▶ [Assignment] Every record must come back unchanged, apart from the pictures, which are dropped.

Items from an interface collection
--- START ---

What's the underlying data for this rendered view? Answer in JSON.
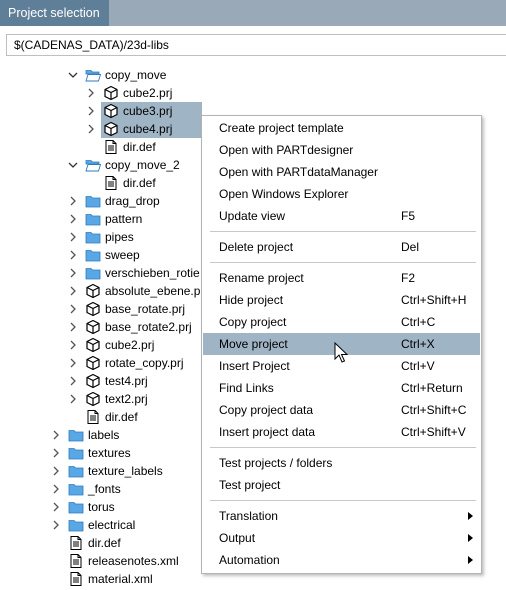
{
  "tab": {
    "label": "Project selection"
  },
  "path": {
    "value": "$(CADENAS_DATA)/23d-libs"
  },
  "tree": [
    {
      "label": "copy_move",
      "icon": "folder-open",
      "expander": "expanded",
      "indent": 4
    },
    {
      "label": "cube2.prj",
      "icon": "cube",
      "expander": "collapsed",
      "indent": 5
    },
    {
      "label": "cube3.prj",
      "icon": "cube",
      "expander": "collapsed",
      "indent": 5,
      "selected": true
    },
    {
      "label": "cube4.prj",
      "icon": "cube",
      "expander": "collapsed",
      "indent": 5,
      "selected": true
    },
    {
      "label": "dir.def",
      "icon": "file",
      "expander": "none",
      "indent": 5
    },
    {
      "label": "copy_move_2",
      "icon": "folder-open",
      "expander": "expanded",
      "indent": 4
    },
    {
      "label": "dir.def",
      "icon": "file",
      "expander": "none",
      "indent": 5
    },
    {
      "label": "drag_drop",
      "icon": "folder",
      "expander": "collapsed",
      "indent": 4
    },
    {
      "label": "pattern",
      "icon": "folder",
      "expander": "collapsed",
      "indent": 4
    },
    {
      "label": "pipes",
      "icon": "folder",
      "expander": "collapsed",
      "indent": 4
    },
    {
      "label": "sweep",
      "icon": "folder",
      "expander": "collapsed",
      "indent": 4
    },
    {
      "label": "verschieben_rotie",
      "icon": "folder",
      "expander": "collapsed",
      "indent": 4
    },
    {
      "label": "absolute_ebene.p",
      "icon": "cube",
      "expander": "collapsed",
      "indent": 4
    },
    {
      "label": "base_rotate.prj",
      "icon": "cube",
      "expander": "collapsed",
      "indent": 4
    },
    {
      "label": "base_rotate2.prj",
      "icon": "cube",
      "expander": "collapsed",
      "indent": 4
    },
    {
      "label": "cube2.prj",
      "icon": "cube",
      "expander": "collapsed",
      "indent": 4
    },
    {
      "label": "rotate_copy.prj",
      "icon": "cube",
      "expander": "collapsed",
      "indent": 4
    },
    {
      "label": "test4.prj",
      "icon": "cube",
      "expander": "collapsed",
      "indent": 4
    },
    {
      "label": "text2.prj",
      "icon": "cube",
      "expander": "collapsed",
      "indent": 4
    },
    {
      "label": "dir.def",
      "icon": "file",
      "expander": "none",
      "indent": 4
    },
    {
      "label": "labels",
      "icon": "folder",
      "expander": "collapsed",
      "indent": 3
    },
    {
      "label": "textures",
      "icon": "folder",
      "expander": "collapsed",
      "indent": 3
    },
    {
      "label": "texture_labels",
      "icon": "folder",
      "expander": "collapsed",
      "indent": 3
    },
    {
      "label": "_fonts",
      "icon": "folder",
      "expander": "collapsed",
      "indent": 3
    },
    {
      "label": "torus",
      "icon": "folder",
      "expander": "collapsed",
      "indent": 3
    },
    {
      "label": "electrical",
      "icon": "folder",
      "expander": "collapsed",
      "indent": 3
    },
    {
      "label": "dir.def",
      "icon": "file",
      "expander": "none",
      "indent": 3
    },
    {
      "label": "releasenotes.xml",
      "icon": "file",
      "expander": "none",
      "indent": 3
    },
    {
      "label": "material.xml",
      "icon": "file",
      "expander": "none",
      "indent": 3
    }
  ],
  "menu": {
    "groups": [
      [
        {
          "label": "Create project template",
          "shortcut": ""
        },
        {
          "label": "Open with PARTdesigner",
          "shortcut": ""
        },
        {
          "label": "Open with PARTdataManager",
          "shortcut": ""
        },
        {
          "label": "Open Windows Explorer",
          "shortcut": ""
        },
        {
          "label": "Update view",
          "shortcut": "F5"
        }
      ],
      [
        {
          "label": "Delete project",
          "shortcut": "Del"
        }
      ],
      [
        {
          "label": "Rename project",
          "shortcut": "F2"
        },
        {
          "label": "Hide project",
          "shortcut": "Ctrl+Shift+H"
        },
        {
          "label": "Copy project",
          "shortcut": "Ctrl+C"
        },
        {
          "label": "Move project",
          "shortcut": "Ctrl+X",
          "highlighted": true
        },
        {
          "label": "Insert Project",
          "shortcut": "Ctrl+V"
        },
        {
          "label": "Find Links",
          "shortcut": "Ctrl+Return"
        },
        {
          "label": "Copy project data",
          "shortcut": "Ctrl+Shift+C"
        },
        {
          "label": "Insert project data",
          "shortcut": "Ctrl+Shift+V"
        }
      ],
      [
        {
          "label": "Test projects / folders",
          "shortcut": ""
        },
        {
          "label": "Test project",
          "shortcut": ""
        }
      ],
      [
        {
          "label": "Translation",
          "shortcut": "",
          "submenu": true
        },
        {
          "label": "Output",
          "shortcut": "",
          "submenu": true
        },
        {
          "label": "Automation",
          "shortcut": "",
          "submenu": true
        }
      ]
    ]
  },
  "colors": {
    "tab_bg": "#5f7f99",
    "tabbar_bg": "#9aa9b7",
    "selection": "#9fb4c4",
    "folder": "#5aa7e6"
  }
}
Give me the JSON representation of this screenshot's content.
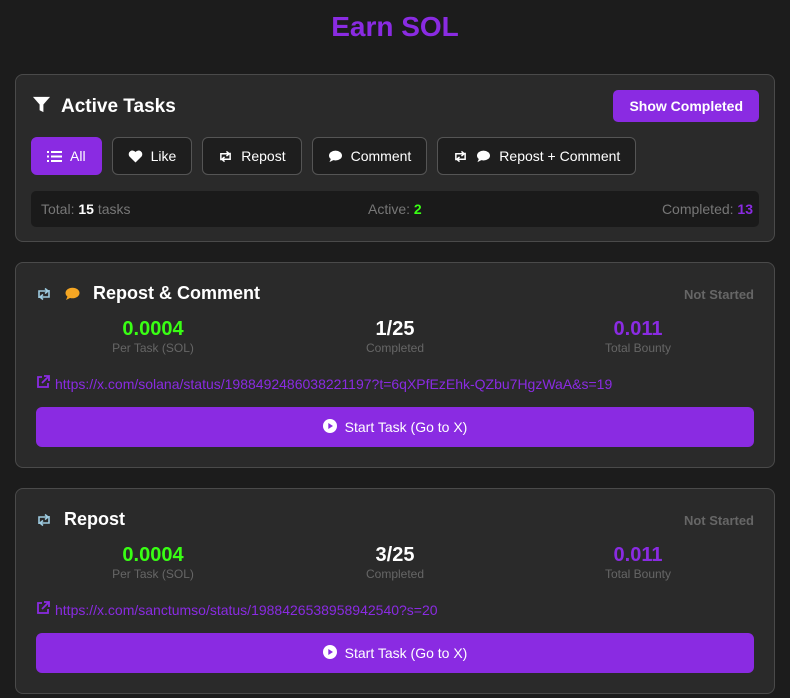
{
  "page": {
    "title": "Earn SOL"
  },
  "filters_panel": {
    "title": "Active Tasks",
    "show_completed_label": "Show Completed",
    "filters": [
      {
        "label": "All",
        "icon": "list-icon",
        "active": true
      },
      {
        "label": "Like",
        "icon": "heart-icon",
        "active": false
      },
      {
        "label": "Repost",
        "icon": "repost-icon",
        "active": false
      },
      {
        "label": "Comment",
        "icon": "comment-icon",
        "active": false
      },
      {
        "label": "Repost + Comment",
        "icons": [
          "repost-icon",
          "comment-icon"
        ],
        "active": false
      }
    ],
    "stats": {
      "total_label": "Total:",
      "total_value": "15",
      "total_suffix": "tasks",
      "active_label": "Active:",
      "active_value": "2",
      "completed_label": "Completed:",
      "completed_value": "13"
    }
  },
  "tasks": [
    {
      "title": "Repost & Comment",
      "icons": [
        "repost-icon",
        "comment-icon"
      ],
      "status": "Not Started",
      "per_task": "0.0004",
      "per_task_label": "Per Task (SOL)",
      "completed": "1/25",
      "completed_label": "Completed",
      "bounty": "0.011",
      "bounty_label": "Total Bounty",
      "link": "https://x.com/solana/status/1988492486038221197?t=6qXPfEzEhk-QZbu7HgzWaA&s=19",
      "button_label": "Start Task (Go to X)"
    },
    {
      "title": "Repost",
      "icons": [
        "repost-icon"
      ],
      "status": "Not Started",
      "per_task": "0.0004",
      "per_task_label": "Per Task (SOL)",
      "completed": "3/25",
      "completed_label": "Completed",
      "bounty": "0.011",
      "bounty_label": "Total Bounty",
      "link": "https://x.com/sanctumso/status/1988426538958942540?s=20",
      "button_label": "Start Task (Go to X)"
    }
  ],
  "colors": {
    "accent": "#8a2be2",
    "green": "#39ff14",
    "background": "#1c1c1c",
    "card": "#2a2a2a",
    "comment_orange": "#f5a623",
    "repost_blue": "#9ecbe0"
  }
}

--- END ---

▶ [Your response]
What's the underlying data for this rendered view? Answer in JSON.
{
  "tab": {
    "label": "Project selection"
  },
  "path": {
    "value": "$(CADENAS_DATA)/23d-libs"
  },
  "tree": [
    {
      "label": "copy_move",
      "icon": "folder-open",
      "expander": "expanded",
      "indent": 4
    },
    {
      "label": "cube2.prj",
      "icon": "cube",
      "expander": "collapsed",
      "indent": 5
    },
    {
      "label": "cube3.prj",
      "icon": "cube",
      "expander": "collapsed",
      "indent": 5,
      "selected": true
    },
    {
      "label": "cube4.prj",
      "icon": "cube",
      "expander": "collapsed",
      "indent": 5,
      "selected": true
    },
    {
      "label": "dir.def",
      "icon": "file",
      "expander": "none",
      "indent": 5
    },
    {
      "label": "copy_move_2",
      "icon": "folder-open",
      "expander": "expanded",
      "indent": 4
    },
    {
      "label": "dir.def",
      "icon": "file",
      "expander": "none",
      "indent": 5
    },
    {
      "label": "drag_drop",
      "icon": "folder",
      "expander": "collapsed",
      "indent": 4
    },
    {
      "label": "pattern",
      "icon": "folder",
      "expander": "collapsed",
      "indent": 4
    },
    {
      "label": "pipes",
      "icon": "folder",
      "expander": "collapsed",
      "indent": 4
    },
    {
      "label": "sweep",
      "icon": "folder",
      "expander": "collapsed",
      "indent": 4
    },
    {
      "label": "verschieben_rotie",
      "icon": "folder",
      "expander": "collapsed",
      "indent": 4
    },
    {
      "label": "absolute_ebene.p",
      "icon": "cube",
      "expander": "collapsed",
      "indent": 4
    },
    {
      "label": "base_rotate.prj",
      "icon": "cube",
      "expander": "collapsed",
      "indent": 4
    },
    {
      "label": "base_rotate2.prj",
      "icon": "cube",
      "expander": "collapsed",
      "indent": 4
    },
    {
      "label": "cube2.prj",
      "icon": "cube",
      "expander": "collapsed",
      "indent": 4
    },
    {
      "label": "rotate_copy.prj",
      "icon": "cube",
      "expander": "collapsed",
      "indent": 4
    },
    {
      "label": "test4.prj",
      "icon": "cube",
      "expander": "collapsed",
      "indent": 4
    },
    {
      "label": "text2.prj",
      "icon": "cube",
      "expander": "collapsed",
      "indent": 4
    },
    {
      "label": "dir.def",
      "icon": "file",
      "expander": "none",
      "indent": 4
    },
    {
      "label": "labels",
      "icon": "folder",
      "expander": "collapsed",
      "indent": 3
    },
    {
      "label": "textures",
      "icon": "folder",
      "expander": "collapsed",
      "indent": 3
    },
    {
      "label": "texture_labels",
      "icon": "folder",
      "expander": "collapsed",
      "indent": 3
    },
    {
      "label": "_fonts",
      "icon": "folder",
      "expander": "collapsed",
      "indent": 3
    },
    {
      "label": "torus",
      "icon": "folder",
      "expander": "collapsed",
      "indent": 3
    },
    {
      "label": "electrical",
      "icon": "folder",
      "expander": "collapsed",
      "indent": 3
    },
    {
      "label": "dir.def",
      "icon": "file",
      "expander": "none",
      "indent": 3
    },
    {
      "label": "releasenotes.xml",
      "icon": "file",
      "expander": "none",
      "indent": 3
    },
    {
      "label": "material.xml",
      "icon": "file",
      "expander": "none",
      "indent": 3
    }
  ],
  "menu": {
    "groups": [
      [
        {
          "label": "Create project template",
          "shortcut": ""
        },
        {
          "label": "Open with PARTdesigner",
          "shortcut": ""
        },
        {
          "label": "Open with PARTdataManager",
          "shortcut": ""
        },
        {
          "label": "Open Windows Explorer",
          "shortcut": ""
        },
        {
          "label": "Update view",
          "shortcut": "F5"
        }
      ],
      [
        {
          "label": "Delete project",
          "shortcut": "Del"
        }
      ],
      [
        {
          "label": "Rename project",
          "shortcut": "F2"
        },
        {
          "label": "Hide project",
          "shortcut": "Ctrl+Shift+H"
        },
        {
          "label": "Copy project",
          "shortcut": "Ctrl+C"
        },
        {
          "label": "Move project",
          "shortcut": "Ctrl+X",
          "highlighted": true
        },
        {
          "label": "Insert Project",
          "shortcut": "Ctrl+V"
        },
        {
          "label": "Find Links",
          "shortcut": "Ctrl+Return"
        },
        {
          "label": "Copy project data",
          "shortcut": "Ctrl+Shift+C"
        },
        {
          "label": "Insert project data",
          "shortcut": "Ctrl+Shift+V"
        }
      ],
      [
        {
          "label": "Test projects / folders",
          "shortcut": ""
        },
        {
          "label": "Test project",
          "shortcut": ""
        }
      ],
      [
        {
          "label": "Translation",
          "shortcut": "",
          "submenu": true
        },
        {
          "label": "Output",
          "shortcut": "",
          "submenu": true
        },
        {
          "label": "Automation",
          "shortcut": "",
          "submenu": true
        }
      ]
    ]
  },
  "colors": {
    "tab_bg": "#5f7f99",
    "tabbar_bg": "#9aa9b7",
    "selection": "#9fb4c4",
    "folder": "#5aa7e6"
  }
}
Give me the JSON representation of this screenshot's content.
{
  "page": {
    "title": "Earn SOL"
  },
  "filters_panel": {
    "title": "Active Tasks",
    "show_completed_label": "Show Completed",
    "filters": [
      {
        "label": "All",
        "icon": "list-icon",
        "active": true
      },
      {
        "label": "Like",
        "icon": "heart-icon",
        "active": false
      },
      {
        "label": "Repost",
        "icon": "repost-icon",
        "active": false
      },
      {
        "label": "Comment",
        "icon": "comment-icon",
        "active": false
      },
      {
        "label": "Repost + Comment",
        "icons": [
          "repost-icon",
          "comment-icon"
        ],
        "active": false
      }
    ],
    "stats": {
      "total_label": "Total:",
      "total_value": "15",
      "total_suffix": "tasks",
      "active_label": "Active:",
      "active_value": "2",
      "completed_label": "Completed:",
      "completed_value": "13"
    }
  },
  "tasks": [
    {
      "title": "Repost & Comment",
      "icons": [
        "repost-icon",
        "comment-icon"
      ],
      "status": "Not Started",
      "per_task": "0.0004",
      "per_task_label": "Per Task (SOL)",
      "completed": "1/25",
      "completed_label": "Completed",
      "bounty": "0.011",
      "bounty_label": "Total Bounty",
      "link": "https://x.com/solana/status/1988492486038221197?t=6qXPfEzEhk-QZbu7HgzWaA&s=19",
      "button_label": "Start Task (Go to X)"
    },
    {
      "title": "Repost",
      "icons": [
        "repost-icon"
      ],
      "status": "Not Started",
      "per_task": "0.0004",
      "per_task_label": "Per Task (SOL)",
      "completed": "3/25",
      "completed_label": "Completed",
      "bounty": "0.011",
      "bounty_label": "Total Bounty",
      "link": "https://x.com/sanctumso/status/1988426538958942540?s=20",
      "button_label": "Start Task (Go to X)"
    }
  ],
  "colors": {
    "accent": "#8a2be2",
    "green": "#39ff14",
    "background": "#1c1c1c",
    "card": "#2a2a2a",
    "comment_orange": "#f5a623",
    "repost_blue": "#9ecbe0"
  }
}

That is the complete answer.